E.U. & U.S.: A Picture Is Worth 1000 Words

E.U. and U.S. Counterparts Meet
President Barak Obama of the U.S. and Presidents Herman Van Rompuy and José Barroso of the E.U. at a news conference following the EU-US Summit at Lisbon in 2010. Even though the E.U. and U.S. are both empire-scale federal unions of states, and thus are equivalent in terms of political type or genre, they differ in terms of how their respective federal offices are arranged and constituted. Interestingly, the alternative of having more than one president (e.g., a presidential council) was debated in the U.S. Constitutional Convention in 1787.

Image source:  European Pressphoto Agency. 2010.                   

Rhetorical Analysis:
The personal belief stresses E.U. and U.S. equivalence politically (i.e., empire-level federal unions) and in terms of scale (i.e., empire-scale). It follows that the two E.U. presidents—of the European Council and the Commission—are together the counterpart of the U.S. president. We see this visually in the picture, even down to the podiums and manner of dress. The respective flags are also visually equivalent, being the same size and contiguous (an early American flag would be more equivalent visually and in terms of federal development). Lastly, “EU-US” illustrates equivalence, and in a font that indicates that the equivalence is modern, rather than traditional. Accordingly, I chose the Arial font, which is modern yet official-looking, for my title. The title itself highlights the theme of equivalence by “EU and US” and “counterparts.”


The following picture also shows the full presidential equivalence (while showing how the EU is not a replica of the US):

The three men look more "governmental" here. Also, the flags show a symmetry that supports to motif of equivalence. 
Image source:
AFP. 2013.

Here is a very symbolic, "abstract art," way of depicting the equivalence:

Image source: Atlantic Council. 2012

Slightly less symbolic, showing that the equivalence is symbolically represented somewhere in practice, what does this picture imply regarding the flags of Germany, Britain, or France, or for that matter, California, New York, and Texas?

EU and US Flags in front of an E.U. building in Brussels
Image source: AFP/Getty Images. 2012. 
Actually, to compare the early U.S. with the early E.U., the flags should be from the early U.S. and the early E.U., respectively. Interestingly, an early U.S. flag bears astonishing resemblance to the first E.U. flag.

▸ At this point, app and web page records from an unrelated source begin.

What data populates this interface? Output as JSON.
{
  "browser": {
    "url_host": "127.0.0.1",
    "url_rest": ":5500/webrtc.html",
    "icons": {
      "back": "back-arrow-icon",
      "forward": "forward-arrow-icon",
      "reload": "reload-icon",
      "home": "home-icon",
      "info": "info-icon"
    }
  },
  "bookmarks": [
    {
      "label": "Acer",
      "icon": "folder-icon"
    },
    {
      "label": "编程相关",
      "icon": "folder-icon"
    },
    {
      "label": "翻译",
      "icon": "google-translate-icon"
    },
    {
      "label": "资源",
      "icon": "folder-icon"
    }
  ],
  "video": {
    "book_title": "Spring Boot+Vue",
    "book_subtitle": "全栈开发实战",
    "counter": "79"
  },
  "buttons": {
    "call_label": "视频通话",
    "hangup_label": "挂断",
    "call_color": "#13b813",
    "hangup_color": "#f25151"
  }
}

The E.U. flag was designed by Arsène Heitz and Paul Lévy for the Council of Europe in 1955. The EC and the E.U. would subsequently adopt the flag as their own. The "Betsy Ross" U.S. flag was in use by 1777. Regarding the number of stars, whereas the 13 on the U.S. flag represent the original 13 states in the U.S. alliance, the 12 stars on the E.U. flag were chosen when the Council of Europe had 15 members (10 of which were founding members). Even so, the similarity between the two flags is striking, especially as both the U.S. and E.U. have added states since their respective foundings.  
Image sources:  Flickr and IATA, respectively.

Out of all of the pictures above, which one (or two) do you think best depicts the motif of equivalence?